- TASK GOAL -
Write out every line below that contains "vous".

(Data items)
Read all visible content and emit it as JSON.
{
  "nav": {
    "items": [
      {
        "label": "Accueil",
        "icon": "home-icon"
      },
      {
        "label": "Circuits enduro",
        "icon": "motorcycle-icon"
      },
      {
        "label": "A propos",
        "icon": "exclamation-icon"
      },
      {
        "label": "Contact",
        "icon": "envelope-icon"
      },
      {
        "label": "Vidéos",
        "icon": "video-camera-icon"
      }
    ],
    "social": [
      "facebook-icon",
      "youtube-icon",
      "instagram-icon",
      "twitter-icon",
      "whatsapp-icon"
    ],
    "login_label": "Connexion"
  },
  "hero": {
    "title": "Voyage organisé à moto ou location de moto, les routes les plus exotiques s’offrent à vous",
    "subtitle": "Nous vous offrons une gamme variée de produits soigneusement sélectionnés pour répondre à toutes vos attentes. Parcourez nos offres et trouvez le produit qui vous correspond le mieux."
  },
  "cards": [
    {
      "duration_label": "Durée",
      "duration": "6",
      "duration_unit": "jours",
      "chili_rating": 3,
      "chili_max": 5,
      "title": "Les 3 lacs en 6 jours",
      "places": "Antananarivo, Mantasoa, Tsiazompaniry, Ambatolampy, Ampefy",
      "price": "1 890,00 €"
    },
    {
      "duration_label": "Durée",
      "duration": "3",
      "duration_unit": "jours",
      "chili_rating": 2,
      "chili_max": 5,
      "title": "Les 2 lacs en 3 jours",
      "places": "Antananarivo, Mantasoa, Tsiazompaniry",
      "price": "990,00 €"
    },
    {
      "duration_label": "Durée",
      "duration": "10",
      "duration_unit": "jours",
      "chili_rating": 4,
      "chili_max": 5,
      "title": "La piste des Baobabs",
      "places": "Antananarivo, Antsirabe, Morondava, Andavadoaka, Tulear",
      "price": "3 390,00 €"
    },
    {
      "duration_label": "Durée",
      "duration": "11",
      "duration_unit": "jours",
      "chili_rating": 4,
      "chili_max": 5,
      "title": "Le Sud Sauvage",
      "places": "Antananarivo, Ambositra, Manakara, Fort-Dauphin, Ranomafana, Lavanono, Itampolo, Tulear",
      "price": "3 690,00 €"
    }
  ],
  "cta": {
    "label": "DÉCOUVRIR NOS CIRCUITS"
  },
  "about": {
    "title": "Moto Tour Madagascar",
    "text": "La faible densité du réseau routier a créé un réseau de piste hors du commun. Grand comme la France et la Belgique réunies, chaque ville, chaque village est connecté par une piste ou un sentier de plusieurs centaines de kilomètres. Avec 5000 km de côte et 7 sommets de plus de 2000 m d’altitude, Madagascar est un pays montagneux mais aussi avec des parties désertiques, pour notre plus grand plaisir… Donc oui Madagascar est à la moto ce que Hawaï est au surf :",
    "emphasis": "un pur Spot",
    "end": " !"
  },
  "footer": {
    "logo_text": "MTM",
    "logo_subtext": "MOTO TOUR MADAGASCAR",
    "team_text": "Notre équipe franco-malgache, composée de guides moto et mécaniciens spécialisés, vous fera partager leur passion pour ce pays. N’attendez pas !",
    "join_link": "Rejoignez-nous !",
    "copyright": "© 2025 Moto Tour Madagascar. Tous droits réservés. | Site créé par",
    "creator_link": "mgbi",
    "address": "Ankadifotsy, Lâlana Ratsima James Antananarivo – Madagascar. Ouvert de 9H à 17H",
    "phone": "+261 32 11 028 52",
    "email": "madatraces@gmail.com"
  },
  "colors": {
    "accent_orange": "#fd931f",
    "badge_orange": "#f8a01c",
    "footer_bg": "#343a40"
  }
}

- RESPONSE BELOW -
    "title": "Voyage organisé à moto ou location de moto, les routes les plus exotiques s’offrent à vous",
    "subtitle": "Nous vous offrons une gamme variée de produits soigneusement sélectionnés pour répondre à toutes vos attentes. Parcourez nos offres et trouvez le produit qui vous correspond le mieux."
    "team_text": "Notre équipe franco-malgache, composée de guides moto et mécaniciens spécialisés, vous fera partager leur passion pour ce pays. N’attendez pas !",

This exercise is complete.